RECORD EXTRACTS:

☆ ☆ ☆ ☆ ☆ ☆ ☆

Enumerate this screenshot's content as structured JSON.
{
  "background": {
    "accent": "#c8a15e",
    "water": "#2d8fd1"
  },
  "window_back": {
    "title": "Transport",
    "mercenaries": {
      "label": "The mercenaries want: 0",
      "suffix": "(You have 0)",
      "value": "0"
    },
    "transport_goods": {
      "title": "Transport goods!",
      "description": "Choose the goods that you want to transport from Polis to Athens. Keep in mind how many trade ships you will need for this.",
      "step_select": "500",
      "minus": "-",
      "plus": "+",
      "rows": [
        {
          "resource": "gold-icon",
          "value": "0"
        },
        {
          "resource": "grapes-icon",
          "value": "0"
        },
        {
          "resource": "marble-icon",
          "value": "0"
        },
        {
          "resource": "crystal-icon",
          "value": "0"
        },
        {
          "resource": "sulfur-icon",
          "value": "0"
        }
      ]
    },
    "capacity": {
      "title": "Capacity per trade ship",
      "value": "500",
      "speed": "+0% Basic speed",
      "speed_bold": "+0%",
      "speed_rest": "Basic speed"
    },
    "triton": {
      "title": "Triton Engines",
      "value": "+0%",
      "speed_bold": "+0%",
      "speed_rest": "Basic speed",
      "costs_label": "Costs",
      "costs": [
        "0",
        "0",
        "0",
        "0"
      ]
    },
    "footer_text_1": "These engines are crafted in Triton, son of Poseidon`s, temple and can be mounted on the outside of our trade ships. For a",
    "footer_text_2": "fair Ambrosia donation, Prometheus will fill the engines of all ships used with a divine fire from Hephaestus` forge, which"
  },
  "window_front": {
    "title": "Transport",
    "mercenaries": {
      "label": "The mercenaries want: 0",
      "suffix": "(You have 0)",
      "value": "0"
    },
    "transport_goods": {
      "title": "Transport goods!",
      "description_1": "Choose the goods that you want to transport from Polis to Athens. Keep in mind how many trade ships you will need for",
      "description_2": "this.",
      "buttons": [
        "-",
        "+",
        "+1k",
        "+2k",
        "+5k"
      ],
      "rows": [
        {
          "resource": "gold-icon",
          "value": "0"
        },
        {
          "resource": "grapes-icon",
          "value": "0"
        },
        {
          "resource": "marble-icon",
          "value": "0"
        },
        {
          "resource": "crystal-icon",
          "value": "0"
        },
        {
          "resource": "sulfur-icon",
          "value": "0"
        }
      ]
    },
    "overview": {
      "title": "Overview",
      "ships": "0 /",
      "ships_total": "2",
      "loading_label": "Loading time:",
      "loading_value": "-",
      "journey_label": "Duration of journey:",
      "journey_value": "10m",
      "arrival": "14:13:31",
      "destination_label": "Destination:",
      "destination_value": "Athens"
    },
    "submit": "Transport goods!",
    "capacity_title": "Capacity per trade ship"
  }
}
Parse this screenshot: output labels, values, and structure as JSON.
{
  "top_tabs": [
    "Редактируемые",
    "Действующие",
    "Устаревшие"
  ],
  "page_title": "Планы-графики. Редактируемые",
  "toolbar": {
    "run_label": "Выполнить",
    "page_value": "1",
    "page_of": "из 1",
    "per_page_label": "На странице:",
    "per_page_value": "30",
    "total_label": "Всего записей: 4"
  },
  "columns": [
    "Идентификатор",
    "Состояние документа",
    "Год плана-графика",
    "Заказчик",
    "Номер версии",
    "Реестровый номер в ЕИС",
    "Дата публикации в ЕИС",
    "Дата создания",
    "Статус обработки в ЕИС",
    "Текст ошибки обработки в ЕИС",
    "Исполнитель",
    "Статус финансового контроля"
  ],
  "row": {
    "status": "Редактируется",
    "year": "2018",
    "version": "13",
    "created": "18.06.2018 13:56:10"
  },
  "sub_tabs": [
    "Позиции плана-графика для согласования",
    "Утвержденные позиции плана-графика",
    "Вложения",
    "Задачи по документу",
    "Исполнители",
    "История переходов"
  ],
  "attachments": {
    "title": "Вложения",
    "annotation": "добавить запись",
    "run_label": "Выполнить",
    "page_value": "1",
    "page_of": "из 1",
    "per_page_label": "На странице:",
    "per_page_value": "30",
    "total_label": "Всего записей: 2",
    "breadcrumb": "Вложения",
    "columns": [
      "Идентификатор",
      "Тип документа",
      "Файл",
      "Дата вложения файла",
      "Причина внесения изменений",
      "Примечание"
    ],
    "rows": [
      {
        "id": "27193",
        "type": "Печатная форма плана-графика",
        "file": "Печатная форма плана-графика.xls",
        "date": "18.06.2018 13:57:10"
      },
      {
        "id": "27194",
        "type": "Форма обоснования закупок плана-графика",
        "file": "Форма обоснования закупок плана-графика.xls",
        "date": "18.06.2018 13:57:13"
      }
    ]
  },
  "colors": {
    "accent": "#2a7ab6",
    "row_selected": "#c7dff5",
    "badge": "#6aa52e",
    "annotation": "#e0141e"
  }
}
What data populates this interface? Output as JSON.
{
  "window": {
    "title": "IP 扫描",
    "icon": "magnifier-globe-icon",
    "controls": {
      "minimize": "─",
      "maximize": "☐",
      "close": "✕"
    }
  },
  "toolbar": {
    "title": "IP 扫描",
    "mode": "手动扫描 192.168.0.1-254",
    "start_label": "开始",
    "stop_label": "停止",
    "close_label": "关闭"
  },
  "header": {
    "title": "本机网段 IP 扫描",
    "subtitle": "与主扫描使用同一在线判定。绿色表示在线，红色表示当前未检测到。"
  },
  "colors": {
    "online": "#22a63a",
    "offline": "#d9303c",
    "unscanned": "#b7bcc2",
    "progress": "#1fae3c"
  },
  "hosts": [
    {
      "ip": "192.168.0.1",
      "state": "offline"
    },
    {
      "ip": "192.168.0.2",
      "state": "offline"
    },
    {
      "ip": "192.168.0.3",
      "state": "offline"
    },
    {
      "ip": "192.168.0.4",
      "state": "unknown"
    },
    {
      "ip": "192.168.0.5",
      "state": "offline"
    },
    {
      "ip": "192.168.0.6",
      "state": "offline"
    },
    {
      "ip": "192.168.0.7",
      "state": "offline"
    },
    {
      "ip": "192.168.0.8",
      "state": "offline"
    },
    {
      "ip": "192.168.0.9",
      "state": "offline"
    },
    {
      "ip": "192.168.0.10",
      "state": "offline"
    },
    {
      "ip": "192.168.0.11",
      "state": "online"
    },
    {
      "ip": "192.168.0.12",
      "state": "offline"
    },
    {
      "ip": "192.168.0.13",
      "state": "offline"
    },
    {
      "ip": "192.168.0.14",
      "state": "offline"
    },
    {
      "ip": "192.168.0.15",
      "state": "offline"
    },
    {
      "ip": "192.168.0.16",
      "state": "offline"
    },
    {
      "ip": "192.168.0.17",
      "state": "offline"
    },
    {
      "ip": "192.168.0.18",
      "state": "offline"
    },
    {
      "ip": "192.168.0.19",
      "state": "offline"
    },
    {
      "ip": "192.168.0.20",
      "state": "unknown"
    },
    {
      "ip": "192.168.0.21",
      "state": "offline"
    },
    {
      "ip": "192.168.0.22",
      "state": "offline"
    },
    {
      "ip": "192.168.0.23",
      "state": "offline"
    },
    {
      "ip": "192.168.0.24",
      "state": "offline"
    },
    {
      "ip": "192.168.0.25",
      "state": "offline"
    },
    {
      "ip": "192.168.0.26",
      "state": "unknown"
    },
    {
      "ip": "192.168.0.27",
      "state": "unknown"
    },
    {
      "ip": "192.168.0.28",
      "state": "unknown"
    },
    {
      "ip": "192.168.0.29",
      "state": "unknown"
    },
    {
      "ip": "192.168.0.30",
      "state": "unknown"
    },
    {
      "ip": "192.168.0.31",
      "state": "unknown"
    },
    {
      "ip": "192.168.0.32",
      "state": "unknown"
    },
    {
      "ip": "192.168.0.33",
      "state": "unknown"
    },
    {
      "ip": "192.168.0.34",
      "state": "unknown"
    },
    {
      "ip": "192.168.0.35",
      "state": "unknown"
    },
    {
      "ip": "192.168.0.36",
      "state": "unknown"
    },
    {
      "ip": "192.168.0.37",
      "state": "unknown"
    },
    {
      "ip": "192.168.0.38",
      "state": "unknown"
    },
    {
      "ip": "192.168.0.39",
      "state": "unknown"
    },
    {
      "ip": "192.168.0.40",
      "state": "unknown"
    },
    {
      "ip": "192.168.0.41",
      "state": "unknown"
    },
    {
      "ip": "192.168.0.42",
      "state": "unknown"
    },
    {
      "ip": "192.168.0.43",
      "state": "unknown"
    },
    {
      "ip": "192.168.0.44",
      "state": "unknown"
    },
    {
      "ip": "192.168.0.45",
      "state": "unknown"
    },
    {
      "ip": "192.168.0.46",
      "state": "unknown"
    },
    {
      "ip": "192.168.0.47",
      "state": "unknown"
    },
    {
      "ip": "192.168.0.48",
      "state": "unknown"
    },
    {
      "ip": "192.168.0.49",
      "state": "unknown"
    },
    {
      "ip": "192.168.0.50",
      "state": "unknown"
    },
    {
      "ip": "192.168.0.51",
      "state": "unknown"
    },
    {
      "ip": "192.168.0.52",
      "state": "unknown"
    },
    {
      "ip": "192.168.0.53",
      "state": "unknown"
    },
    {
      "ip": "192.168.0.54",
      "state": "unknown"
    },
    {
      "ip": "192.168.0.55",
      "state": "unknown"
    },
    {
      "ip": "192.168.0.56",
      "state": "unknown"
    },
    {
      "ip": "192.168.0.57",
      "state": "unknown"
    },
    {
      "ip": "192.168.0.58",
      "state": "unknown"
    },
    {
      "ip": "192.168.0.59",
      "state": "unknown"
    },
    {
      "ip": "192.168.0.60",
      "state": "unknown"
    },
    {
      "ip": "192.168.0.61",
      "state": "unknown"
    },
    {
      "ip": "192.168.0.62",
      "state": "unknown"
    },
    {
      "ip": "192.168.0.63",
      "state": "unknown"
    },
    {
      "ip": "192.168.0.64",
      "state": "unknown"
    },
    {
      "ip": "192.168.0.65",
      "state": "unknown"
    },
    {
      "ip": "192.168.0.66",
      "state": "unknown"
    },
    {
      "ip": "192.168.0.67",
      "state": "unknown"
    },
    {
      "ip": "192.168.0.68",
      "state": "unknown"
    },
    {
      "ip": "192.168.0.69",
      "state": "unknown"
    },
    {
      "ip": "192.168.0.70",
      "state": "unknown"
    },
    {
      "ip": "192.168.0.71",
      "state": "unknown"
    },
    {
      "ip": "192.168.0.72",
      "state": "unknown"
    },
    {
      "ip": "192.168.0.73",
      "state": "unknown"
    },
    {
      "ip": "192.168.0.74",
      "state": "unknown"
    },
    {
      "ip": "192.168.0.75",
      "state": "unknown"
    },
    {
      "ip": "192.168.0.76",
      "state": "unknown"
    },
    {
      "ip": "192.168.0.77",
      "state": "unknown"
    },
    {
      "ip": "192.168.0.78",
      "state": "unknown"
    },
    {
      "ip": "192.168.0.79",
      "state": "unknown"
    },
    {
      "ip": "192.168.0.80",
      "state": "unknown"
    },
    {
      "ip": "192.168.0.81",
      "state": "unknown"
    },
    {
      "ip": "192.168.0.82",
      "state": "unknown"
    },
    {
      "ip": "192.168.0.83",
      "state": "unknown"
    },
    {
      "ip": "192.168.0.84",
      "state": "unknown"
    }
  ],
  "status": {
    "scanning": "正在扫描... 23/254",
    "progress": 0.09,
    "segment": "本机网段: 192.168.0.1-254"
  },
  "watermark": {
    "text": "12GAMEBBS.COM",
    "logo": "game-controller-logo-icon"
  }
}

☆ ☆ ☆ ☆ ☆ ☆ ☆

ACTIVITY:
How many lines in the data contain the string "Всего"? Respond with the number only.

EXERCISE SOLUTION:
2